◆ **Aim of the exercise**:
All of the entries below, duplicated exactly, make up the answer.
_ _ _
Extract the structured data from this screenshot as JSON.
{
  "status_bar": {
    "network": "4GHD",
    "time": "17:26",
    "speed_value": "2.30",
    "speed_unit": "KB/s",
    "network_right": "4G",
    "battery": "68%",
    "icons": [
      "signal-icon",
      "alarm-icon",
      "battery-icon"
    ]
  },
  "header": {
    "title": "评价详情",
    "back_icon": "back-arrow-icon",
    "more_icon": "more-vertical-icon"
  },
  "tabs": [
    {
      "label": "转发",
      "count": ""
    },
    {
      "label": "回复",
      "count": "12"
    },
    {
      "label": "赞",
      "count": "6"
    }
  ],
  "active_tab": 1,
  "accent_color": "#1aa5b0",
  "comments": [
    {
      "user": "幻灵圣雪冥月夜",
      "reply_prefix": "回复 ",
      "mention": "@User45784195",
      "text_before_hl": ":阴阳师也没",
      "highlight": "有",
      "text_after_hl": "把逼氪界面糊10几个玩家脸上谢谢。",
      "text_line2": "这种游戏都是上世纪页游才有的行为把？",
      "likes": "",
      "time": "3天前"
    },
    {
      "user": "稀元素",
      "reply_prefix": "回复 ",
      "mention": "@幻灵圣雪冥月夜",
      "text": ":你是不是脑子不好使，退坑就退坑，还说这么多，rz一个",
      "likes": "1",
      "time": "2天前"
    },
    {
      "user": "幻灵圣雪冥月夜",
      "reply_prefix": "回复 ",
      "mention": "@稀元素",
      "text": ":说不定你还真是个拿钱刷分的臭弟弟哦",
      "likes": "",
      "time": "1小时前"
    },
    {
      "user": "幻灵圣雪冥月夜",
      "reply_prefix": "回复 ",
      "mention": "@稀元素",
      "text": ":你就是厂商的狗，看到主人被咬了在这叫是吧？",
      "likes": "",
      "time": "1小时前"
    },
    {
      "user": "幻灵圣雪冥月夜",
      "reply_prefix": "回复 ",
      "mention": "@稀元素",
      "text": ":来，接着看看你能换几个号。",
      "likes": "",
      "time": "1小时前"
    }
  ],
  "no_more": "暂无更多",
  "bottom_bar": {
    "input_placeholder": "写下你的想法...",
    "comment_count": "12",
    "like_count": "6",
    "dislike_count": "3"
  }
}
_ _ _
◆ **Problem solution**:
Extract the structured data from this screenshot as JSON.
{
  "status_bar": {
    "network": "4GHD",
    "time": "17:26",
    "speed_value": "2.30",
    "speed_unit": "KB/s",
    "network_right": "4G",
    "battery": "68%",
    "icons": [
      "signal-icon",
      "alarm-icon",
      "battery-icon"
    ]
  },
  "header": {
    "title": "评价详情",
    "back_icon": "back-arrow-icon",
    "more_icon": "more-vertical-icon"
  },
  "tabs": [
    {
      "label": "转发",
      "count": ""
    },
    {
      "label": "回复",
      "count": "12"
    },
    {
      "label": "赞",
      "count": "6"
    }
  ],
  "active_tab": 1,
  "accent_color": "#1aa5b0",
  "comments": [
    {
      "user": "幻灵圣雪冥月夜",
      "reply_prefix": "回复 ",
      "mention": "@User45784195",
      "text_before_hl": ":阴阳师也没",
      "highlight": "有",
      "text_after_hl": "把逼氪界面糊10几个玩家脸上谢谢。",
      "text_line2": "这种游戏都是上世纪页游才有的行为把？",
      "likes": "",
      "time": "3天前"
    },
    {
      "user": "稀元素",
      "reply_prefix": "回复 ",
      "mention": "@幻灵圣雪冥月夜",
      "text": ":你是不是脑子不好使，退坑就退坑，还说这么多，rz一个",
      "likes": "1",
      "time": "2天前"
    },
    {
      "user": "幻灵圣雪冥月夜",
      "reply_prefix": "回复 ",
      "mention": "@稀元素",
      "text": ":说不定你还真是个拿钱刷分的臭弟弟哦",
      "likes": "",
      "time": "1小时前"
    },
    {
      "user": "幻灵圣雪冥月夜",
      "reply_prefix": "回复 ",
      "mention": "@稀元素",
      "text": ":你就是厂商的狗，看到主人被咬了在这叫是吧？",
      "likes": "",
      "time": "1小时前"
    },
    {
      "user": "幻灵圣雪冥月夜",
      "reply_prefix": "回复 ",
      "mention": "@稀元素",
      "text": ":来，接着看看你能换几个号。",
      "likes": "",
      "time": "1小时前"
    }
  ],
  "no_more": "暂无更多",
  "bottom_bar": {
    "input_placeholder": "写下你的想法...",
    "comment_count": "12",
    "like_count": "6",
    "dislike_count": "3"
  }
}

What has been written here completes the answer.